The credit crunch is very much alive and according to Mervyn King, the Governor of the Bank of England, we’re going to have to settle in for the long haul. The Nice decade, as he described it, is officially over, and with soaring energy and food prices, not to mention far tougher borrowing conditions, it’s not difficult to see why.
Nevertheless, not everything need be doom and financial gloom. As the money markets have stalled, banks are looking at other ways to keep their cash reserves high. Many are doing so offering high paying savings accounts, but current accounts too are increasingly competitive as banks look to rake in business via any means possible.
With the days of the miserly 0.1% in credit interest accounts seemingly behind us MoneyExpert.com gives a run-down of the current accounts that pay up.
Top of the table
When it comes to current accounts Alliance & Leicester are leading the pack.
The Premier Direct Account is the pick of the bunch offering an AER of 8.5% on accounts up to £2,500. This is only available for the first year however, after which the rate drops to 1% less than base rate. If you do need an overdraft the facility the account will also offer 0% for the first 12 months, up to £2,500. When that period expires you’ll find yourself paying 50 pence for every day that you’re overdrawn up to a maximum of £5 per month.
Hot on the heels of the Alliance & Leicester Account is the Abbey Account. It has much the same structure and pays an excellent in-credit rate of 8%, but doesn’t offer the 0% on overdrafts for the first year – its authorised overdraft rate is a fairly steep 19.9% EAR.
A lump sum option
With the market increasingly occupied by a huge number of online providers it’s not surprising that some accounts are coming up with inventive ways to attract custom.
The 1st Account from First Direct is a prime example. Rather than paying a competitive rate of interest on in-credit accounts it offers a lump sum of £100 to new customers – they’ll even pay a further £100 and help you transfer to another account if within 12 months you decide that you’re unhappy with the service.
Getting back what you put in
One of the potential drawbacks with these new high paying current accounts is that many of them require you to pay in a certain amount every month.
This can be a fairly substantial figure, in many cases as much as £1,500. The High Interest Current Account from Halifax requires a monthly deposit of £1,000 and the Gold Current Account from Norwich and Peterborough £1,500. If you fancy the Private Banking Flexible Account from the Bank of Scotland you’ll need to be earning a very healthy £75,000.
The best option for those not wishing to have any required monthly pay-in comes from Cahoot whose Current Account pays a rate 3.65% up to £249,999. Although given the rate it offers the Premier Account from Alliance & Leicester is a good bet, only requiring payment of £500 a month.
Package it up
Banking charges and fees are very much in the press at the moment but the idea of paying a set fee for a banking product such as a current account is far from new. So-called packaged accounts wrap up a range of benefits such as travel insurance, life insurance and card protection but charge a fee for the privilege.

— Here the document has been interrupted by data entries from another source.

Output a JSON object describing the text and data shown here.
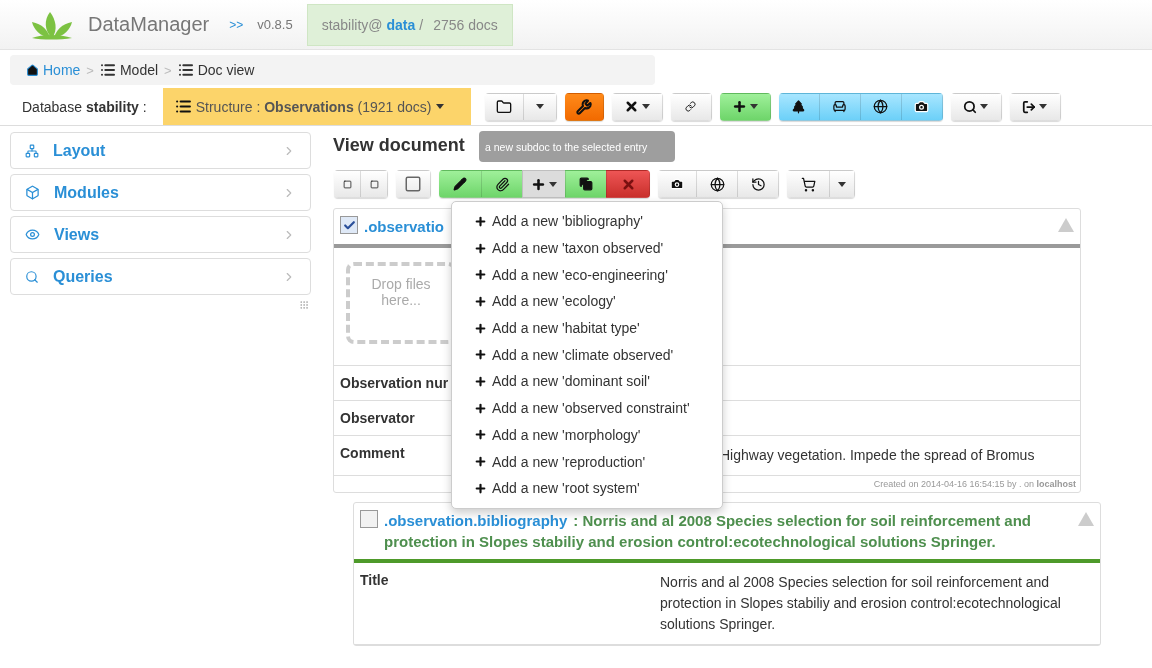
{
  "header": {
    "app_name": "DataManager",
    "nav_toggle": ">>",
    "version": "v0.8.5",
    "db_badge": {
      "user": "stability@",
      "db": "data",
      "separator": "/",
      "count": "2756 docs"
    }
  },
  "breadcrumb": {
    "separator": ">",
    "items": [
      {
        "label": "Home"
      },
      {
        "label": "Model"
      },
      {
        "label": "Doc view"
      }
    ]
  },
  "toolbar": {
    "database_label": "Database",
    "database_name": "stability",
    "database_suffix": ":",
    "structure": {
      "prefix": "Structure :",
      "name": "Observations",
      "count": "(1921 docs)"
    }
  },
  "sidebar": {
    "items": [
      {
        "label": "Layout"
      },
      {
        "label": "Modules"
      },
      {
        "label": "Views"
      },
      {
        "label": "Queries"
      }
    ]
  },
  "main": {
    "title": "View document",
    "tooltip": "a new subdoc to the selected entry",
    "add_menu": {
      "open": true,
      "items": [
        {
          "label": "Add a new 'bibliography'"
        },
        {
          "label": "Add a new 'taxon observed'"
        },
        {
          "label": "Add a new 'eco-engineering'"
        },
        {
          "label": "Add a new 'ecology'"
        },
        {
          "label": "Add a new 'habitat type'"
        },
        {
          "label": "Add a new 'climate observed'"
        },
        {
          "label": "Add a new 'dominant soil'"
        },
        {
          "label": "Add a new 'observed constraint'"
        },
        {
          "label": "Add a new 'morphology'"
        },
        {
          "label": "Add a new 'reproduction'"
        },
        {
          "label": "Add a new 'root system'"
        }
      ]
    },
    "documents": [
      {
        "checked": true,
        "type": ".observatio",
        "color": "#9a9a9a",
        "drop_zone": "Drop files here...",
        "fields": [
          {
            "label": "Observation nur"
          },
          {
            "label": "Observator"
          },
          {
            "label": "Comment",
            "value": "Highway vegetation. Impede the spread of Bromus"
          }
        ],
        "footer": "Created on 2014-04-16 16:54:15 by . on **localhost**"
      },
      {
        "checked": false,
        "type": ".observation.bibliography",
        "title": ": Norris and al 2008 Species selection for soil reinforcement and protection in Slopes stabiliy and erosion control:ecotechnological solutions Springer.",
        "color": "#4e9a2a",
        "fields": [
          {
            "label": "Title",
            "value": "Norris and al 2008 Species selection for soil reinforcement and protection in Slopes stabiliy and erosion control:ecotechnological solutions Springer."
          }
        ]
      }
    ]
  }
}
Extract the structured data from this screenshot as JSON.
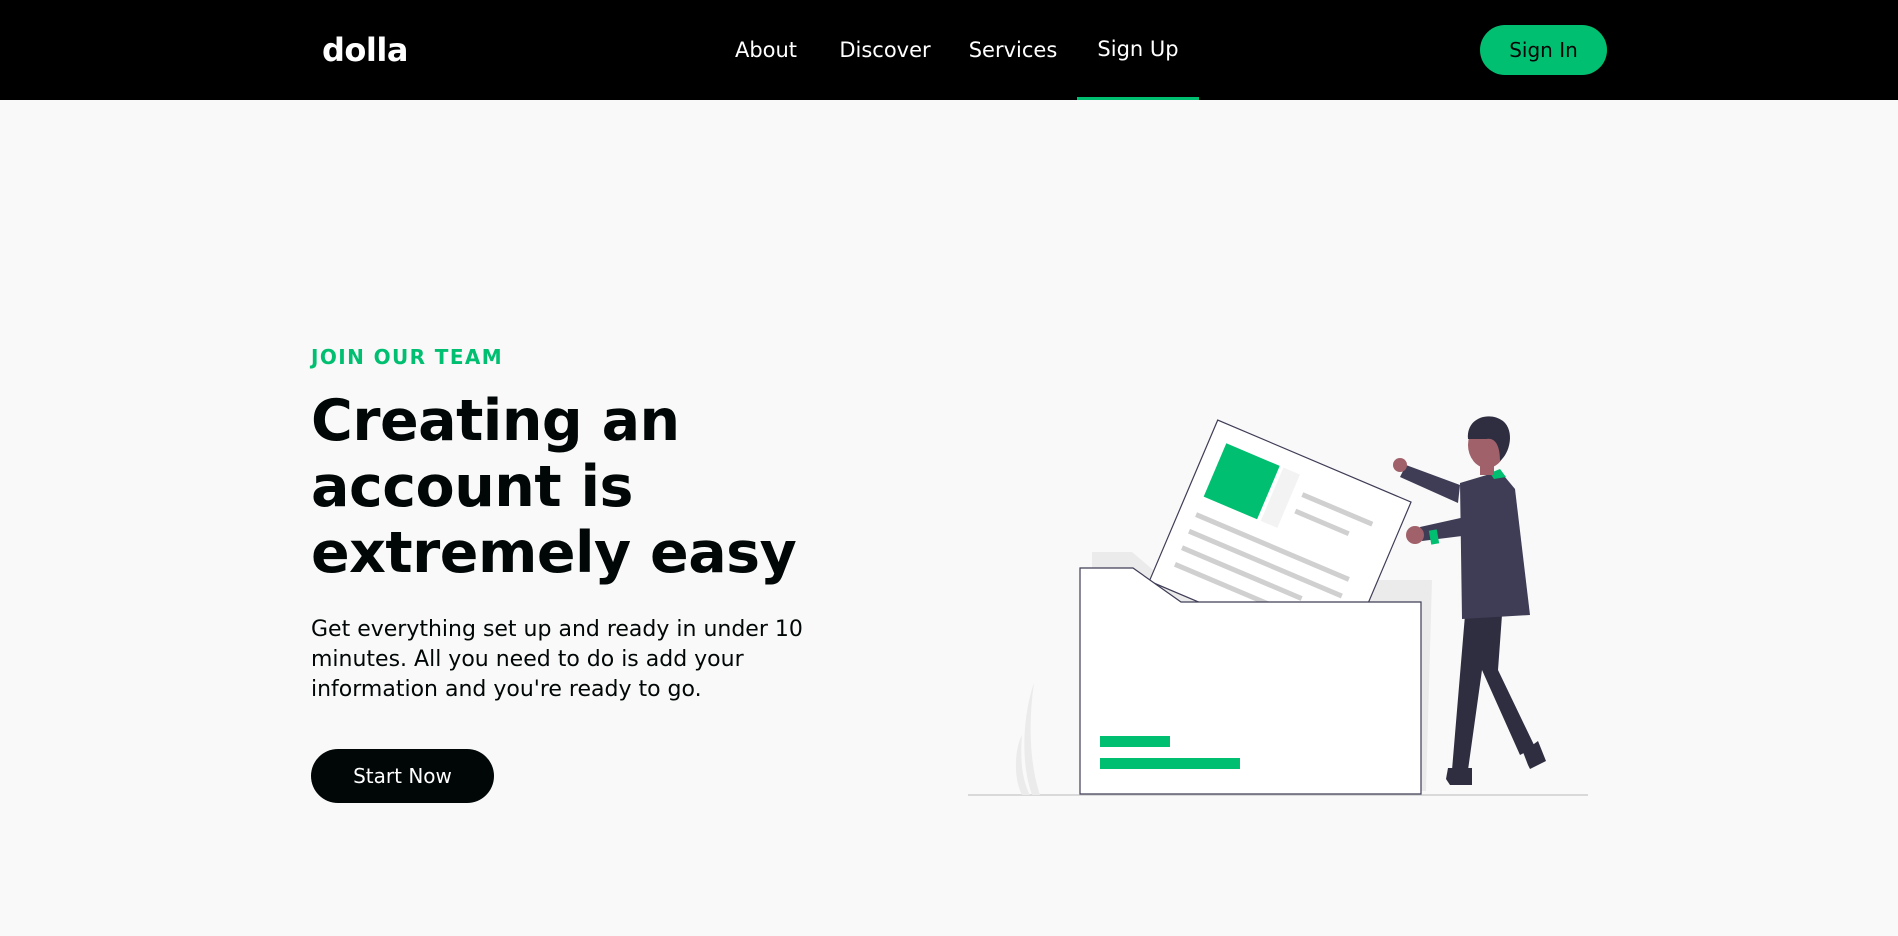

Once again Alliance & Leicester are competitive. Their Premier 50 Current Account, though only available to people over 50 years of age, pays an excellent 8.5% in-credit interest alongside various health and travel insurance benefits.
The HSBC Bank Account Plus is also worth considering. Again it pays an excellent in-credit rate, and as well as the standard insurance benefits it offers discounts on restaurants, hotels, and travel.
These accounts can be worth the fee, but only if you make the very most of the offers available. A £12.95 monthly fee may not sound a huge amount but equating to over £150 a year it’s around three times more than you’d need to pay for a standard annual travel insurance policy.